Cheese may not be too bad for cholesterol

Cheese may not be too bad for cholesterol

Doctors and nutritionists have warned those on low- carbohydrate diets against eating animal fats for years. But a new study by Danish researchers says that cheese should not be placed in the same category as butter.

According to the University of Copenhagen study, people who ate daily servings of cheese for six-week intervals had lower LDL cholesterol, the so-called “bad” cholesterol, than when they ate a comparable amount of butter.

The cheese eaters also had the same level of LDL during the experiment than when they ate a normal diet. The group surveyed about 50 people and wrote about their findings in the ‘American Journal of Clinical Nutrition’.

Each person was put on a controlled diet and added a measured amount of cheese or butter daily. Throughout, each participant was compared against his or herself, to follow changes in the body caused by the foods. The researchers gave each person cheese or butter, both made from cows milk, equal to 13 percent of their daily energy consumption from fat, the ‘Daily Mail’ reported.  

During six-week intervals, each person ate the set amount of cheese or butter, separated by a 14-day cleansing period, during which they returned to their normal diet.

Then they switched and for six weeks those who ate cheese before, ate butter, while butter eaters in the first phase ate cheese.

Despite eating more fat than had been in their normal diet, the cheese eaters showed no increase in LDL or total cholesterol.
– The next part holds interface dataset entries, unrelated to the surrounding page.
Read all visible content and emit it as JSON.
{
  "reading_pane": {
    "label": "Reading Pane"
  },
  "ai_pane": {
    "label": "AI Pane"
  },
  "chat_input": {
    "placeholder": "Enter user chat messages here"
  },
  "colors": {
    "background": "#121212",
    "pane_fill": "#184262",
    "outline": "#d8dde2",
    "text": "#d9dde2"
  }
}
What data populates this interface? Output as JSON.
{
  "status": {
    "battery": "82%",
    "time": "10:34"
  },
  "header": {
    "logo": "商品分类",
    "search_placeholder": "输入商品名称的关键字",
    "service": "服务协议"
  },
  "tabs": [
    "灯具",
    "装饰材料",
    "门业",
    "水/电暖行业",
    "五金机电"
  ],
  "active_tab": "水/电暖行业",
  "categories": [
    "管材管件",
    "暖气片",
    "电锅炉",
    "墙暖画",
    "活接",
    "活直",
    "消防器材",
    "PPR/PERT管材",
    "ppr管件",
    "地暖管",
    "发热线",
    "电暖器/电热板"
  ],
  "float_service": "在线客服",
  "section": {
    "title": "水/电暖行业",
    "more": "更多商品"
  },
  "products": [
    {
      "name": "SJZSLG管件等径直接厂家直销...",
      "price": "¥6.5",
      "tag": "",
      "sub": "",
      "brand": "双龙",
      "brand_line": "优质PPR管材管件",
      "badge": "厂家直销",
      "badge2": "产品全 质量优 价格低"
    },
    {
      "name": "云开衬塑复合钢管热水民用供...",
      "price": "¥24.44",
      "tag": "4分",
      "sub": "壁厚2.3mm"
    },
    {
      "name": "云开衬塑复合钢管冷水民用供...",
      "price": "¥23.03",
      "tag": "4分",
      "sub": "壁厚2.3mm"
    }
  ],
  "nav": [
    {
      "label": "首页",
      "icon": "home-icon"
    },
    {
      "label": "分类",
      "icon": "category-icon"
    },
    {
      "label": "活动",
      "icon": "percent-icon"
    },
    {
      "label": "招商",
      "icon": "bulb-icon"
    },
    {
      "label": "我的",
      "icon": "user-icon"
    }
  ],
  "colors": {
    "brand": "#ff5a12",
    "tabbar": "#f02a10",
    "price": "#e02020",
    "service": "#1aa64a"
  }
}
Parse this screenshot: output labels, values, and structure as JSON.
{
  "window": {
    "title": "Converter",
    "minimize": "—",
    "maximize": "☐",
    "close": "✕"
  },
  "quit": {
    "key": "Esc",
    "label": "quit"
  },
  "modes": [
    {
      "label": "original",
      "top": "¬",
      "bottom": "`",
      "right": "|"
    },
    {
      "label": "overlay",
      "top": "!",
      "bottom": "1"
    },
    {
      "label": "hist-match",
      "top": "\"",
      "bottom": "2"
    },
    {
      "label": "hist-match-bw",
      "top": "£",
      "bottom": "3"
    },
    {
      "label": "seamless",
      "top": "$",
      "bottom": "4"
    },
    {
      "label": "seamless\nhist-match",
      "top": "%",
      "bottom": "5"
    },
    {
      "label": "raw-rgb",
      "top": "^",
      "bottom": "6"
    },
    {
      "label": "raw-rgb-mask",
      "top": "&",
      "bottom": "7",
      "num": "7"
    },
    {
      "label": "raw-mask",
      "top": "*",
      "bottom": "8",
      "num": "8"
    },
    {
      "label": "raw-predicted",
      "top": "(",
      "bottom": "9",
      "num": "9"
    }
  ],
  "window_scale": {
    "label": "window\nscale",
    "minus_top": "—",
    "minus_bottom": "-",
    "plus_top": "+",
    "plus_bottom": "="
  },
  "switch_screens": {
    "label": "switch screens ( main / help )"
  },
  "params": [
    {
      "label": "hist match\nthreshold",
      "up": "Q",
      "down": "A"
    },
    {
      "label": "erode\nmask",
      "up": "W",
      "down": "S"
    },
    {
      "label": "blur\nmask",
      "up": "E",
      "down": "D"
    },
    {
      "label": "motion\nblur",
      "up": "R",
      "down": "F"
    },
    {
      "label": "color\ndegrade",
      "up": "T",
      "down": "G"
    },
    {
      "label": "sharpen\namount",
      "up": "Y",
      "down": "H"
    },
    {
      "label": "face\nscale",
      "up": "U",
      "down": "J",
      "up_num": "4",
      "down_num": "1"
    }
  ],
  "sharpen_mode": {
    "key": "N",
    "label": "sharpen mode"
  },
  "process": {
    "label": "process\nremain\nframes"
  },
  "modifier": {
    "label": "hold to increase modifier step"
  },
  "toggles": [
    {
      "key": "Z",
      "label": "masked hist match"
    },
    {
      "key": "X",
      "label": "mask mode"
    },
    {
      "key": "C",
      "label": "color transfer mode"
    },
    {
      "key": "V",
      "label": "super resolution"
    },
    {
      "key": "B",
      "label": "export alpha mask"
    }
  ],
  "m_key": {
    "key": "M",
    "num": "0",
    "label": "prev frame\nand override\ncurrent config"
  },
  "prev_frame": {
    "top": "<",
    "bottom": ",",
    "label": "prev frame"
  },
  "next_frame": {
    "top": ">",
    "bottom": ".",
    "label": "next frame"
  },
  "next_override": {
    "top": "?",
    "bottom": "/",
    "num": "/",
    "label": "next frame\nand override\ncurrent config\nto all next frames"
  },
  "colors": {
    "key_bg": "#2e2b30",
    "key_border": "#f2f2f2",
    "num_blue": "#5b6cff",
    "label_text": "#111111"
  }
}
While eating butter, however, the same subjects had LDL levels about seven percent higher on average.

While eating cheese, subjects’ HDL or “good” cholesterol dropped slightly compared with when they ate butter, but not compared with their normal eating period.

Julie Hjerpsted and her University of Copenhagen colleagues wrote: “Cheese lowers LDL cholesterol when compared with butter intake of equal fat content and does not increase LDL cholesterol compared with a habitual diet.”